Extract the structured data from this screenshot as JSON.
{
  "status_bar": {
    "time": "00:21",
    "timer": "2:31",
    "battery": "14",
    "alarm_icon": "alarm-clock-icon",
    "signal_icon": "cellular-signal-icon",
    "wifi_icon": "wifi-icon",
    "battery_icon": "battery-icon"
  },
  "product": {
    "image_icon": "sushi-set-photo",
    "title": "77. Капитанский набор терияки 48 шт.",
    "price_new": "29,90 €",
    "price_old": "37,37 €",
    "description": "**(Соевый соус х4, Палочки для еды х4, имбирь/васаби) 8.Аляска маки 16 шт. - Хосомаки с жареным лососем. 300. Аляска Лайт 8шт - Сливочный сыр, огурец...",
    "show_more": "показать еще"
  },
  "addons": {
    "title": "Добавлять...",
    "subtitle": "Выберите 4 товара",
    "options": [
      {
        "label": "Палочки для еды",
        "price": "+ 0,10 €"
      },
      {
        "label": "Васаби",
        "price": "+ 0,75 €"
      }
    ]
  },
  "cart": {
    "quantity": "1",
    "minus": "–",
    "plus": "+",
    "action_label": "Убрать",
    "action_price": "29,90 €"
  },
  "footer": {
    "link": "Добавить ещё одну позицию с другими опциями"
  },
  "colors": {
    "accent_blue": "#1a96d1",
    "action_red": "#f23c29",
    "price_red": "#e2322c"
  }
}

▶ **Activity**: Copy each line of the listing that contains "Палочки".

▶ **Result for this task**:
    "description": "**(Соевый соус х4, Палочки для еды х4, имбирь/васаби) 8.Аляска маки 16 шт. - Хосомаки с жареным лососем. 300. Аляска Лайт 8шт - Сливочный сыр, огурец...",
        "label": "Палочки для еды",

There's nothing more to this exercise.